Not Just Bees and Butterflies: Nearly All Insects are in Decline

Nithin Coca IMPACT MILL CONTRIBUTOR
Insect

According to a growing global scientific consensus, nearly all insects are dying off, and if we don’t solve this problem soon, the repercussions could be huge. That’s because insects are an important part of global ecosystems – providing not only important pollinations services but occupying an important place on the bottom of the food chain for many animals. Fewer insects mean less food, leading to plant and animal population declines all the way up the chain.

So what’s causing the insect decline?

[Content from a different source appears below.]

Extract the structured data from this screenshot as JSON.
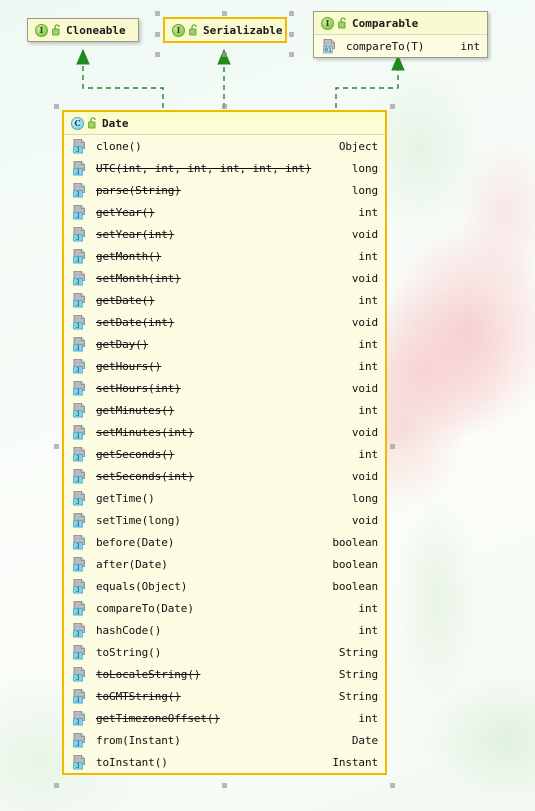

To put it simply, us. The specific causes are likely very complex but are almost certainly connected to human impacts. Whether it’s chemicals, like the pesticides, the growing number of rivers and waterways that are polluted due to factory and agricultural run-off, or the still-growing number of pollutants we’re putting into the atmosphere, humans are the likely culprit. Another often cited cause is the overuse of nitrogen fertilizer which is a far too common practice in industrial agriculture.

You can reduce your impact by eliminating chemicals at home by choosing natural alternatives and buying organic produce, which does not use synthetic fertilizers or pesticides when it’s grown. Together, we can help reverse the insect decline.

Nithin is an eecosphere Impact Mill and freelance writer who focuses on cultural, economic, and environmental issues in developing countries with an aim at building channels of communication and collaboration around common challenges. He alternates between a home in California and working on social projects in Africa and Asia.